RECORD SET:
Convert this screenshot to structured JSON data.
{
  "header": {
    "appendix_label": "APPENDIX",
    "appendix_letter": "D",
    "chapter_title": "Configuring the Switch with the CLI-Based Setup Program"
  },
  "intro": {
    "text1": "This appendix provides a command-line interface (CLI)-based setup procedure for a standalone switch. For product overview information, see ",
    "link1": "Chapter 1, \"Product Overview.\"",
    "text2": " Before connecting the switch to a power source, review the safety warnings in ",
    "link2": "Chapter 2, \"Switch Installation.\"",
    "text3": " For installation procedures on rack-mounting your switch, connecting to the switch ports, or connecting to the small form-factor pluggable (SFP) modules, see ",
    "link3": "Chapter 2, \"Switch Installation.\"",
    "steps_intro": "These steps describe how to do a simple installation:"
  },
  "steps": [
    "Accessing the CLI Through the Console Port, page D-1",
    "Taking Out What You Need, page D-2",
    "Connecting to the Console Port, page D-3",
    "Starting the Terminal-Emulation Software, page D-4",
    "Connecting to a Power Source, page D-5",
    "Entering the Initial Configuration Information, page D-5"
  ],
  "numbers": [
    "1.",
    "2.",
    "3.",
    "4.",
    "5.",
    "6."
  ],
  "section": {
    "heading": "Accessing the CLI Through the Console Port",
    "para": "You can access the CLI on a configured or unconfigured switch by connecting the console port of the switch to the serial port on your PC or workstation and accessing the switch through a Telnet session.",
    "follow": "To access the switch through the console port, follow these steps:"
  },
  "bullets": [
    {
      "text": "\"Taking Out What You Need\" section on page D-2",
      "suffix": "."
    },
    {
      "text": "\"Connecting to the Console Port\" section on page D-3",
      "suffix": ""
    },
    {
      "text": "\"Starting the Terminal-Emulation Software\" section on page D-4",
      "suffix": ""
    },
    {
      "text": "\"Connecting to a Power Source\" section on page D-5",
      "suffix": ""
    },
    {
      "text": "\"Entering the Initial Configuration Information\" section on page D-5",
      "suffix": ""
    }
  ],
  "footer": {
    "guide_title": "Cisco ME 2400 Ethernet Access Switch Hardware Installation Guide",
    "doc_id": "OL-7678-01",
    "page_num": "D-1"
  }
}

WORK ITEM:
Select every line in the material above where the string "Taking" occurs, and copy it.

SOLUTION TO THIS PROBLEM:
    "Taking Out What You Need, page D-2",
      "text": "\"Taking Out What You Need\" section on page D-2",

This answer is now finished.